Simple ways in which we can control the parasite burden in our horses.

  1. Testing & Targeted treatment
  2. Pasture Management
Testing & Targeted Treatment
  • Test before you treat
    • Faecal worm egg counts: Do this in Spring, Summer and Autumn to identify which horses may need treating Generally horses over 200 epg will need treating
    • Test for tapeworm burdens with a saliva test (Equisal)
  • Target the right worm at the right time of year


Worm for possible encysted Redworms
Worm Egg Count for Redworm & Ascarids Saliva Test for Tapeworm
Worm Egg Count for Redworm & Ascarids
Worm Egg Count for Redworm & Ascarids Saliva Test for Tapeworm


  • Worm all horses with the same product at the same time. Pay special attention to young horses and foals who may potentially have high parasite burdens
  • Change the active ingredient in your wormer every year
  • Manage new arrivals on the yard carefully ensuring they are up to date with their worming history
  • Ensure you use the correct dosage for each horse.  Most worming products use weight scales to determine the dosage.  Use a weigh tape to accurately weight your horse

Pasture Management

  • Poo pick your paddocks.  This will remove the source of the worms.  Ideally poo pick daily or at least twice a week
  • Do not over stock your paddocks with horses. 1.5 acres of grazing per horse is the recommended limit
  • Try and minimise grazing horses of vastly different ages because generally younger horses will have a higher worm burden
  • Ensure new arrivals on the yard are up to date with their worming history, otherwise they will infect your managed paddocks
  • Rest your paddocks ideally for a minimum of three months.
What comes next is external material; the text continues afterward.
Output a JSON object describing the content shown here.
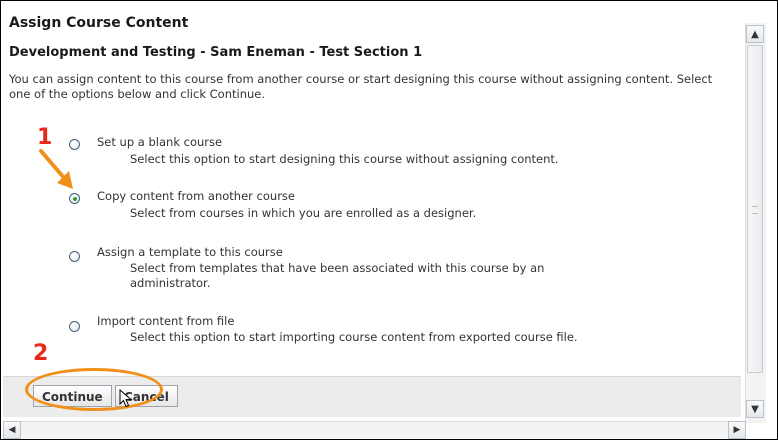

Harrow the paddocks while they are being rested to expose immature worms to sunlight allowing them to dry out and die
  • Ideally graze other animals like sheep or cattle on the paddocks

Equine Health Direct is happy to announce that in conjunction with Westgate Laboratories we are selling Faecal Worm Egg Count Kits. This allows you to send your horse’s faecal sample to be tested at the laboratory with the results being sent to us here at Equine Health Direct.  We can then call and advise you if your horse requires treatment and what is the most appropriate treatment.

In addition we are proud to be working with and promoting the Equisal Tapeworm Saliva Test; a unique test developed to detect tapeworm burdens in horses through a simple saliva test.  The kit provides all the instructions for customers to perform the straight forward easy-to-use test on their own horse and send to the laboratory in a pre-paid envelope.  Your horse’s results will be sent to Equine Health Direct and our veterinary surgeon will call you directly to discuss the results and discuss whether your horse requires treatment and what is the most appropriate treatment.

If you have any questions or queries or would like to discuss developing a worming programme for your horse or yard then please contact us. We are always available and happy to help and advise.